Ed: At the moment we are building a life-size Tyrannosaurus Rex… We’ve got its head posed down in that Jurassic Park sort of way, roaring, so that when kids come in they can actually stand next to its head and be right down eye-to-eye, tooth-to-tooth with it. It’s a lot of fun.
Giz: That’s the key isn’t it? Engaging people in the models and having a good time with them.
Ed: At the end of the day it is a children’s toy and it’s meant for enjoyment and entertainment. If we’re not appealing to that target audience we’re not going to be successful, but that doesn’t mean we can’t do it without giving a bit of thought to what it is that children are learning. LEGO has long been known as an educational toy and it is teaching engineering and building skills but there is no reason why it can’t teach more beyond that.

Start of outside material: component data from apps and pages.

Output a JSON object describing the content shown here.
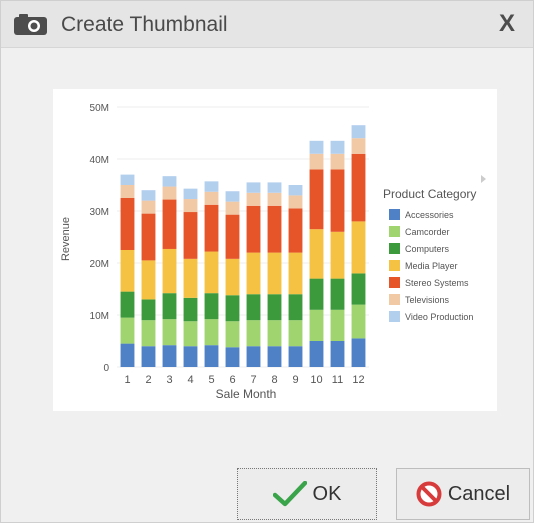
{
  "dialog": {
    "title": "Create Thumbnail",
    "close_label": "X",
    "ok_label": "OK",
    "cancel_label": "Cancel"
  },
  "icons": {
    "title": "camera-icon",
    "ok": "checkmark-icon",
    "cancel": "prohibited-icon"
  },
  "colors": {
    "ok_check": "#3aa44a",
    "cancel_icon": "#d83b3b"
  },
  "chart_data": {
    "type": "bar",
    "stacked": true,
    "xlabel": "Sale Month",
    "ylabel": "Revenue",
    "ylim": [
      0,
      50
    ],
    "yticks": [
      "0",
      "10M",
      "20M",
      "30M",
      "40M",
      "50M"
    ],
    "categories": [
      "1",
      "2",
      "3",
      "4",
      "5",
      "6",
      "7",
      "8",
      "9",
      "10",
      "11",
      "12"
    ],
    "legend_title": "Product Category",
    "legend_position": "right",
    "series": [
      {
        "name": "Accessories",
        "color": "#4f81c7",
        "values": [
          4.5,
          4,
          4.2,
          4,
          4.2,
          3.8,
          4,
          4,
          4,
          5,
          5,
          5.5
        ]
      },
      {
        "name": "Camcorder",
        "color": "#9fd46e",
        "values": [
          5,
          5,
          5,
          4.8,
          5,
          5,
          5,
          5,
          5,
          6,
          6,
          6.5
        ]
      },
      {
        "name": "Computers",
        "color": "#3c9a3c",
        "values": [
          5,
          4,
          5,
          4.5,
          5,
          5,
          5,
          5,
          5,
          6,
          6,
          6
        ]
      },
      {
        "name": "Media Player",
        "color": "#f5c243",
        "values": [
          8,
          7.5,
          8.5,
          7.5,
          8,
          7,
          8,
          8,
          8,
          9.5,
          9,
          10
        ]
      },
      {
        "name": "Stereo Systems",
        "color": "#e55529",
        "values": [
          10,
          9,
          9.5,
          9,
          9,
          8.5,
          9,
          9,
          8.5,
          11.5,
          12,
          13
        ]
      },
      {
        "name": "Televisions",
        "color": "#f2c9a5",
        "values": [
          2.5,
          2.5,
          2.5,
          2.5,
          2.5,
          2.5,
          2.5,
          2.5,
          2.5,
          3,
          3,
          3
        ]
      },
      {
        "name": "Video Production",
        "color": "#b3cfee",
        "values": [
          2,
          2,
          2,
          2,
          2,
          2,
          2,
          2,
          2,
          2.5,
          2.5,
          2.5
        ]
      }
    ]
  }
}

LEGO work pretty closely with the autistic community because children often come out of their shells a lot when playing with LEGO bricks. I’ve experienced this myself at shows when children come up and talk to the Master Builders about what we do with LEGO. We won’t think anything of it and they’ll walk off. Two minutes later the parents will come over and go ‘Wow, that’s incredible! He never speaks like that to anybody. He has quite severe Asperger’s’. I think that’s incredible; it’s a way of connecting with people that you don’t necessarily get through other means.
Giz: I find that universal appeal to be the heart of what makes LEGO such an evergreen toy. Honestly, these days I look at the increasing commercialisation of LEGO and it saddens me. It feels like the inherent creativity has become secondary to the big licences.

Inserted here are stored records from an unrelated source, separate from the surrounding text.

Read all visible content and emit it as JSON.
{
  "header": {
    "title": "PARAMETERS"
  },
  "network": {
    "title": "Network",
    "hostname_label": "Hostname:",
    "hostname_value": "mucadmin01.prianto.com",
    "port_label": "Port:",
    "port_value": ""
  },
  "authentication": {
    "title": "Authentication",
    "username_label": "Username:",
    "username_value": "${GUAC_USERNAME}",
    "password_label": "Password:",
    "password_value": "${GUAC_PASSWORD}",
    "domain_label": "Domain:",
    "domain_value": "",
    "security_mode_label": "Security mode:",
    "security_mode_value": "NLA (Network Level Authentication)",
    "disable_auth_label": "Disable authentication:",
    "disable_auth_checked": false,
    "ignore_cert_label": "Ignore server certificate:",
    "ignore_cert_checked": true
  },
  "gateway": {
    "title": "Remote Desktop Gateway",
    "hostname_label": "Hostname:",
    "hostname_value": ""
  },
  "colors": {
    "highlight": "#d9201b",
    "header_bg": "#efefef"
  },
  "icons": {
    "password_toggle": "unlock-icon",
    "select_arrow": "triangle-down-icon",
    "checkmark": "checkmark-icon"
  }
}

Ed: I think it’s a bit of a Catch 22. Do they take on these licenses and do things like Star Wars and all the baggage of that or do they not and therefore be less successful? I mean, when I started playing with LEGO bricks they were a very different animal than what they are now, but that’s just an evolution with the times and I don’t think it’s a bad thing. If you’re creative you can use the range of parts they now have in a far more interesting way and do far more with them.

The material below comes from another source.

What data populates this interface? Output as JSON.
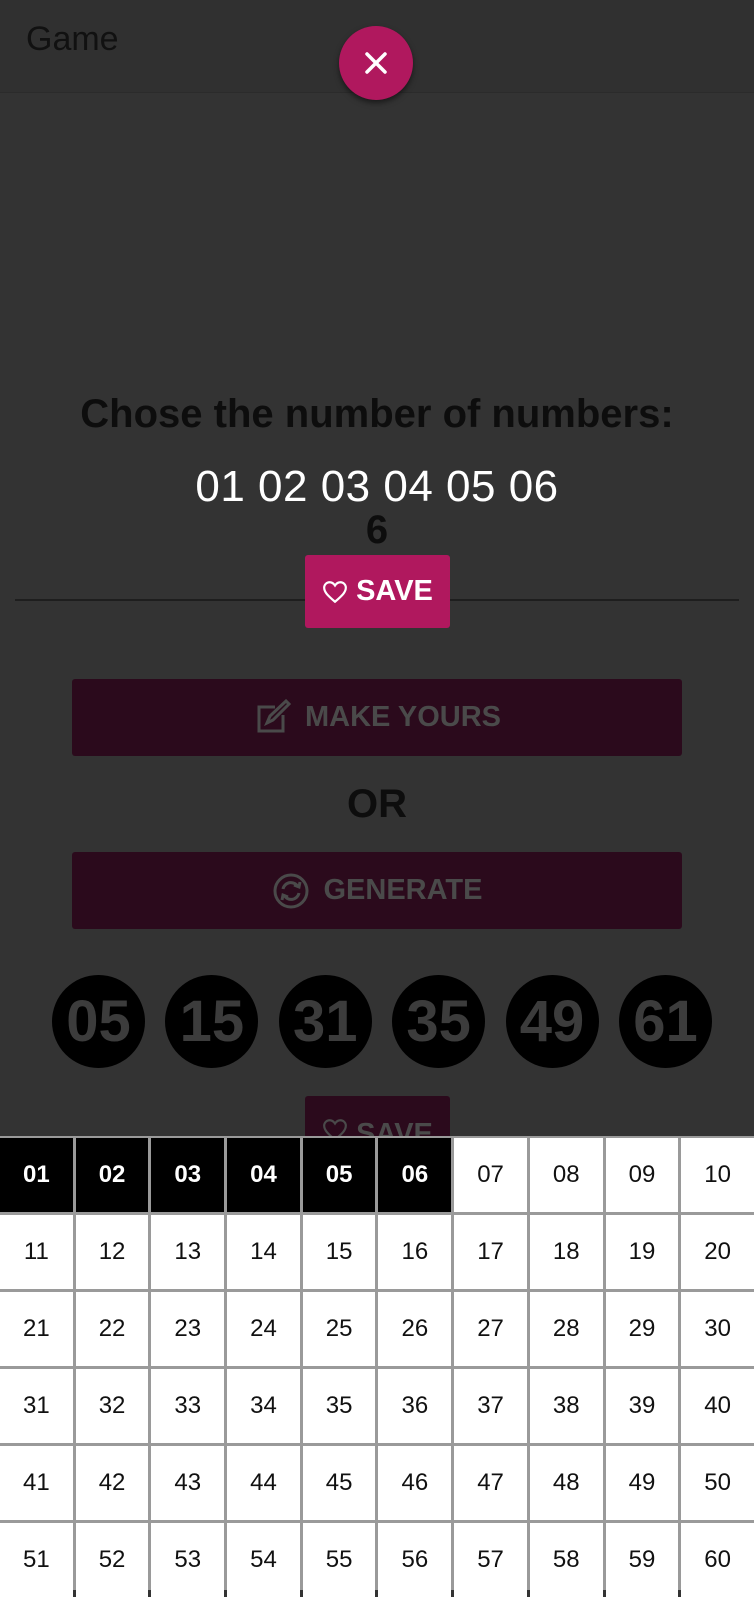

Giz: Do you see the rise of modern technologies as being a threat to LEGO? These days kids are more likely to be seen with a tablet than with LEGO bricks. Do you think it’s the end times for LEGO?
Ed: It goes in cycles. My nieces and nephews are computer game obsessed and they have no interest in LEGO, but my great nephew, he loves playing with LEGO bricks as well as playing football as well as doing computer games. But then children these days are multitasking and LEGO and other companies are finding ways to link these two together.
On the other hand, the skill level and creativity of LEGO builders is light years ahead of what it would have been if the internet didn’t exist. I look back on how I built then and compare it to today and it’s chalk and cheese. Now you’ve got access to pictures of models via Flckr, The Brothers Brick and Gizmodo. I’ve had my own stuff posted on Gizmodo in the past. I built a huge LEGO aircraft carrier of the USS Intrepid which is now on board the USS Intrepid in New York. I did that as a fan before I joined Bright Bricks.
Giz: Can you believe the success Bright Bricks has had? Did you ever expect it to grow into the company it has become today?
Ed: Not at all. It’s daunting and a bit hard to believe at times.
Gizmodo: Final question: as the Creative Director of Bright Bricks, you hire Master Builders. Does that make you the Master Master Builder?
Ed Diment: The Master of the Masters? I really don’t know, but… I suppose it does. Now that side of things has waned quite a lot because I’m running the creative part of the company… on a day to day basis I don’t do any building at the workshop at all, but I still build at home in my spare time.
Featured image: Bright Bricks/Instagram